Task item: What lines of the material below hold the string "厂房照明"? Copy them out.

Records for this exercise:
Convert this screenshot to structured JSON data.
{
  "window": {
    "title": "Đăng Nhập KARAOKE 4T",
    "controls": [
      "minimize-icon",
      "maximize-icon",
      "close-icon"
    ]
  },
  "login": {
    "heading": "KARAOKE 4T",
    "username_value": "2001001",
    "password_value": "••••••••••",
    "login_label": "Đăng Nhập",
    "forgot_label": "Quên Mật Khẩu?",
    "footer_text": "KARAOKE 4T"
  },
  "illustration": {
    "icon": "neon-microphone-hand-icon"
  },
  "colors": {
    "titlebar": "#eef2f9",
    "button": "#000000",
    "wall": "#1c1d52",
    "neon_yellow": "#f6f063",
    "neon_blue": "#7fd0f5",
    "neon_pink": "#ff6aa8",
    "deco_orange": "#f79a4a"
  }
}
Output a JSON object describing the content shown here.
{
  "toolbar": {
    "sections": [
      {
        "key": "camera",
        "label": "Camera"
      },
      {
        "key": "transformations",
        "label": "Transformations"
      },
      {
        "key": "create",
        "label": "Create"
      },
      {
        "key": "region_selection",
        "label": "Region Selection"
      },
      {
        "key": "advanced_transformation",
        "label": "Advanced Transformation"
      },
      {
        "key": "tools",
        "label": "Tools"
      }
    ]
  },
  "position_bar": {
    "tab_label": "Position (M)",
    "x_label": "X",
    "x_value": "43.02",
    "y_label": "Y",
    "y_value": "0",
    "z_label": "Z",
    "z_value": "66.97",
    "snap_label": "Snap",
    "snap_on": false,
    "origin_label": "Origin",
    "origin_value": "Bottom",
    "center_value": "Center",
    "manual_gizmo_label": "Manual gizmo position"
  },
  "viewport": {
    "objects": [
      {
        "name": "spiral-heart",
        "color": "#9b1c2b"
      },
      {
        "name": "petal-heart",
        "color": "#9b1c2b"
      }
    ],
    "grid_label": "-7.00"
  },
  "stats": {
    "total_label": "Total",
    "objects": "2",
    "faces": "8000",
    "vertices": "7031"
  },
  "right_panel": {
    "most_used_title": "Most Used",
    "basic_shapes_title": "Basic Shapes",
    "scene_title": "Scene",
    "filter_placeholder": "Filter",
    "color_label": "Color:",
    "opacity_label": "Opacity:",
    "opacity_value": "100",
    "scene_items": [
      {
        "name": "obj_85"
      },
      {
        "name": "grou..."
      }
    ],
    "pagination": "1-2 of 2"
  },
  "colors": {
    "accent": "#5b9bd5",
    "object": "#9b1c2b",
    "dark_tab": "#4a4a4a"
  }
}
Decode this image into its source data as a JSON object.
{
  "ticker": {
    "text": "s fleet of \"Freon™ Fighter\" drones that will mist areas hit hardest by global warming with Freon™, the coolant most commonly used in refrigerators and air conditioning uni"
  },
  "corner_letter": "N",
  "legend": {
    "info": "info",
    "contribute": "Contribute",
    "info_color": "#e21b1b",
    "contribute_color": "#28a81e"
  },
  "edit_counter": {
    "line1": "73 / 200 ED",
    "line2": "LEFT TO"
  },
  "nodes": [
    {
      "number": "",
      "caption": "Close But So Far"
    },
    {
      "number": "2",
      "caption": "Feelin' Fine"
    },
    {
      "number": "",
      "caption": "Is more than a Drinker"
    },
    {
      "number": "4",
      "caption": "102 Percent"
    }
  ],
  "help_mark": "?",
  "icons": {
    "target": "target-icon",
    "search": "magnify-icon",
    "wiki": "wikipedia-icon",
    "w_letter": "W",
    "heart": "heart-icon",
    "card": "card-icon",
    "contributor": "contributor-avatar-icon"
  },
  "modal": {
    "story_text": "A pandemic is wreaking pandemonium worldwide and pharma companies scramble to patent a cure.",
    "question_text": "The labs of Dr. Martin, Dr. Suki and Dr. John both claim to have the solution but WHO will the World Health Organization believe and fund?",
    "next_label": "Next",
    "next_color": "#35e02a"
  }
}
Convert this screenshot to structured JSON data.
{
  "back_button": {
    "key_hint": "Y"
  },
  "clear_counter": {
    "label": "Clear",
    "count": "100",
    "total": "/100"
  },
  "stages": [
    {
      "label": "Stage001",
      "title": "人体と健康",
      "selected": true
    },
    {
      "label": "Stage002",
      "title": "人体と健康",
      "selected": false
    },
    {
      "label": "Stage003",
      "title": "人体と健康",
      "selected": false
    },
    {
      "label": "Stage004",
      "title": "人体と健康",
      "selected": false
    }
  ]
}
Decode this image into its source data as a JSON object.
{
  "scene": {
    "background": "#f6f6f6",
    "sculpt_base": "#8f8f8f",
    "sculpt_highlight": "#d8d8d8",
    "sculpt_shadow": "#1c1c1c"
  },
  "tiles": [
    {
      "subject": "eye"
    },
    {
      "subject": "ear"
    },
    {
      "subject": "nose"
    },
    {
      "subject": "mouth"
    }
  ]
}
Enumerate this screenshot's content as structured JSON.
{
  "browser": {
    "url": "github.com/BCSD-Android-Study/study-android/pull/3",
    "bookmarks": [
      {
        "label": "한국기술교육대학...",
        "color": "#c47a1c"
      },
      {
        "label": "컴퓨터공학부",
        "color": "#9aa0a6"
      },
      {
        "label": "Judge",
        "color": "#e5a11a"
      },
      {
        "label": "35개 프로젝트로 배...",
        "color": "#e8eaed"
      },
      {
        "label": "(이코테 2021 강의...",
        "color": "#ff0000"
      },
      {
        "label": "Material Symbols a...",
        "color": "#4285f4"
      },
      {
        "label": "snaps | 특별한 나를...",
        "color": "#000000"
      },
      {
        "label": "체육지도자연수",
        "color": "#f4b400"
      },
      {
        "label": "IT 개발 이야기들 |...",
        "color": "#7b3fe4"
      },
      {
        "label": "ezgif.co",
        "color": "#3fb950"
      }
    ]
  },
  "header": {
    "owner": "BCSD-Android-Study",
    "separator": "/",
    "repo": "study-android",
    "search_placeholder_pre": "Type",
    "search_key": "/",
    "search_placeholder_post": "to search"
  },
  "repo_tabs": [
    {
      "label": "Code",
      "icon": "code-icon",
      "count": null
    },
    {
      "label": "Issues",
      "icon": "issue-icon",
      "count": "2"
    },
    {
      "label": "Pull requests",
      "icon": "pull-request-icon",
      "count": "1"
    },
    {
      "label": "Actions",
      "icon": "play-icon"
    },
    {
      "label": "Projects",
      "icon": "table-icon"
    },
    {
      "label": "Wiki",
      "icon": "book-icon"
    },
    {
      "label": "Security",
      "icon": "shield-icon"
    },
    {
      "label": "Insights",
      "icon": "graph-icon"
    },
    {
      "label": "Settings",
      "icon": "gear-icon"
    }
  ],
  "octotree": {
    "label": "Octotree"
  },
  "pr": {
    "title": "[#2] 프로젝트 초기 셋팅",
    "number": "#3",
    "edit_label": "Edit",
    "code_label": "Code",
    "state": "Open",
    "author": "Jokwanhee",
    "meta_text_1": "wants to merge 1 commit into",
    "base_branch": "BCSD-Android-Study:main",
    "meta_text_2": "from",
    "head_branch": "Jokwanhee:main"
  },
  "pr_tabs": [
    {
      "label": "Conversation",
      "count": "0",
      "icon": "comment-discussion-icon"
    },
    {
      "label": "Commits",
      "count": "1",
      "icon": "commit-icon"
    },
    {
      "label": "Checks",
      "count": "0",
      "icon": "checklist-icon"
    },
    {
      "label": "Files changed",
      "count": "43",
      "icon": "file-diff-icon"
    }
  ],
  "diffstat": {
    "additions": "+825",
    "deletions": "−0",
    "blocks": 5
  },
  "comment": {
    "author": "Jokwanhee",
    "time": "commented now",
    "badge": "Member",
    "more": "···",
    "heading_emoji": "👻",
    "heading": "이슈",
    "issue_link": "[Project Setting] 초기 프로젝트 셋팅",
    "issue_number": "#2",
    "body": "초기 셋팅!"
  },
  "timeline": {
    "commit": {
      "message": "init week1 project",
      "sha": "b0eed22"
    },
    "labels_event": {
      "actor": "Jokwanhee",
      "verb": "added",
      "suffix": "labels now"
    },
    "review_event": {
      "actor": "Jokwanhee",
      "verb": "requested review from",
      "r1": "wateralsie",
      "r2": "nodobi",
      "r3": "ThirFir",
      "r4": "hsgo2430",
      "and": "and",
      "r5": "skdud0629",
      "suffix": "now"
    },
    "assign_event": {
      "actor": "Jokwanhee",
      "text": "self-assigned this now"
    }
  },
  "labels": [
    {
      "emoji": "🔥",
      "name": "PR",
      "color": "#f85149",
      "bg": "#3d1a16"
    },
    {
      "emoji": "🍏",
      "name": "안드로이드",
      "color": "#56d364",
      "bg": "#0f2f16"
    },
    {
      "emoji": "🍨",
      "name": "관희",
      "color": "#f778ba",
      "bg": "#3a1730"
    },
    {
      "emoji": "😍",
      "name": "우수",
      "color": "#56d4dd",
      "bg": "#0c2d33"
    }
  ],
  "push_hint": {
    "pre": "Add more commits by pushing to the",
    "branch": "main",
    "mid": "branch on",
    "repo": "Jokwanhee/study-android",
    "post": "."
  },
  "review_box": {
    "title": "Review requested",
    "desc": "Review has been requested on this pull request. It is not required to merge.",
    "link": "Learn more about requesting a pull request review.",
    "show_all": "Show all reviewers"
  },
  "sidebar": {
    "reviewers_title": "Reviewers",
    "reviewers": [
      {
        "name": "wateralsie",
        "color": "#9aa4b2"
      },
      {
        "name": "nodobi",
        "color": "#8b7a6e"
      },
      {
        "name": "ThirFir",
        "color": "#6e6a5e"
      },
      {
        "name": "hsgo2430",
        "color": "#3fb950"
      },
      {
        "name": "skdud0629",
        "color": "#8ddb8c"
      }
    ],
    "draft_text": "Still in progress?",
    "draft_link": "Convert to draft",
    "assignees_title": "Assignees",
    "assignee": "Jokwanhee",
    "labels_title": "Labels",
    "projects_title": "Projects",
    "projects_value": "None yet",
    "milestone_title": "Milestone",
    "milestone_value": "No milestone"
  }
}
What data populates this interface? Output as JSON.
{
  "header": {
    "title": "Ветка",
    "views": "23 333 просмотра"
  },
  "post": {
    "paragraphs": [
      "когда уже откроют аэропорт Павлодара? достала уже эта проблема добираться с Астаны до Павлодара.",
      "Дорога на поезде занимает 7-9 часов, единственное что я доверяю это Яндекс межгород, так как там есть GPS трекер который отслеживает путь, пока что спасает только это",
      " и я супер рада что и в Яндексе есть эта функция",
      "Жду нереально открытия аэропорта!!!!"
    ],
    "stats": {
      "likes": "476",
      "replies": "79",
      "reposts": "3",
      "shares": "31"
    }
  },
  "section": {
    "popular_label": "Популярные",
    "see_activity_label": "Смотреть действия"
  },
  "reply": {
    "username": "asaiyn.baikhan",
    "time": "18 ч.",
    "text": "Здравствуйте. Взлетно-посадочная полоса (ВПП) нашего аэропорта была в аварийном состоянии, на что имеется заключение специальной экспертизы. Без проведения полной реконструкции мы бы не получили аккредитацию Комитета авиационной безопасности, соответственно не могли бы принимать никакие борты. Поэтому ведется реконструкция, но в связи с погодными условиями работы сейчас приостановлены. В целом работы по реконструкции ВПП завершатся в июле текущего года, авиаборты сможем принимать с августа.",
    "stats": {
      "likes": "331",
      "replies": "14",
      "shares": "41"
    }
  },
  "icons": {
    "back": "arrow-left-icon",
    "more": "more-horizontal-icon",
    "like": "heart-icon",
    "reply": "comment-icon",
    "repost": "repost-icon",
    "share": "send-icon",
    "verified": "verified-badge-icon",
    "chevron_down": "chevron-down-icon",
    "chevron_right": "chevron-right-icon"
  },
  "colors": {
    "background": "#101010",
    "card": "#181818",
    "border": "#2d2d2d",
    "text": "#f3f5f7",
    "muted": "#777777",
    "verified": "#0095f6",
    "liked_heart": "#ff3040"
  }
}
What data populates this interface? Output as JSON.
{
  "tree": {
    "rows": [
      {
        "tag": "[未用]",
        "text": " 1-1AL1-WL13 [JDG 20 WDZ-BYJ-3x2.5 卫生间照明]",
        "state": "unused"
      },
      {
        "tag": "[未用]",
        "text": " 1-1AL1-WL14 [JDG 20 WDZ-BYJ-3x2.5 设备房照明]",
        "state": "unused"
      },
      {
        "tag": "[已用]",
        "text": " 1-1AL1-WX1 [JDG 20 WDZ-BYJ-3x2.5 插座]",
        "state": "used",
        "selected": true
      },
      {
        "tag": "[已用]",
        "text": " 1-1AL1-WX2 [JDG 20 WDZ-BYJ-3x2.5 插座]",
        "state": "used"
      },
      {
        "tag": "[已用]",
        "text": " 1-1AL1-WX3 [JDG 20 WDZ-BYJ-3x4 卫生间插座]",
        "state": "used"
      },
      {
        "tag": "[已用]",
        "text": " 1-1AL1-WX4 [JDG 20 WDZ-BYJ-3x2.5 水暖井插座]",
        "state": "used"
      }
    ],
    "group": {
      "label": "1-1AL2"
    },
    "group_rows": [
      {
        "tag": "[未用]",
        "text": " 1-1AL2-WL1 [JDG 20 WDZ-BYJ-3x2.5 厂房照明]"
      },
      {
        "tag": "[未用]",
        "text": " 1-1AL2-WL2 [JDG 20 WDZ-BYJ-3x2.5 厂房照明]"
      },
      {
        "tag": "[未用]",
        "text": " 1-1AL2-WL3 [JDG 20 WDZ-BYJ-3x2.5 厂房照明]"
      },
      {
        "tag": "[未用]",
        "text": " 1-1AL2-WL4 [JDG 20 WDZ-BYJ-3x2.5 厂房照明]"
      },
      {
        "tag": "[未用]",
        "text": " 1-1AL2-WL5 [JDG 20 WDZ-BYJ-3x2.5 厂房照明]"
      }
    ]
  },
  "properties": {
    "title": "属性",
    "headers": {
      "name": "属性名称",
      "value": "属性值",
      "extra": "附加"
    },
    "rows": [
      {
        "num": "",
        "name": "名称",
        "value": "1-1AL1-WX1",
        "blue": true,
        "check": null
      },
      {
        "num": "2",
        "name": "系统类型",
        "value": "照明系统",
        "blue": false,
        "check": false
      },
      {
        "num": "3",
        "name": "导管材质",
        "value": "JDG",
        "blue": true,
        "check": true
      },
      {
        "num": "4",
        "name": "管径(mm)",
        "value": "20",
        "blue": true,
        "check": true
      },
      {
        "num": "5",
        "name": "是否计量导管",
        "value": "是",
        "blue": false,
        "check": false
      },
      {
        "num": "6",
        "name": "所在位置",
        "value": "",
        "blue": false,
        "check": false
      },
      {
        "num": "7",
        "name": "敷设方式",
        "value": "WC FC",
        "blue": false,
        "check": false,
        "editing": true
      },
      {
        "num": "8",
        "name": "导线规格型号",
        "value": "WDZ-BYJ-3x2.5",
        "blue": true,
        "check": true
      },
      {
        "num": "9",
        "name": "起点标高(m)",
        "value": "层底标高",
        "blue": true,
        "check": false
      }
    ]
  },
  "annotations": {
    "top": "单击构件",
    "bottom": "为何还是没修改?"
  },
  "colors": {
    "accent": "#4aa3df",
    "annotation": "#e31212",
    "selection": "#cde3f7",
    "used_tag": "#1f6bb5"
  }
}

Response to the task:
        "text": " 1-1AL2-WL1 [JDG 20 WDZ-BYJ-3x2.5 厂房照明]"
        "text": " 1-1AL2-WL2 [JDG 20 WDZ-BYJ-3x2.5 厂房照明]"
        "text": " 1-1AL2-WL3 [JDG 20 WDZ-BYJ-3x2.5 厂房照明]"
        "text": " 1-1AL2-WL4 [JDG 20 WDZ-BYJ-3x2.5 厂房照明]"
        "text": " 1-1AL2-WL5 [JDG 20 WDZ-BYJ-3x2.5 厂房照明]"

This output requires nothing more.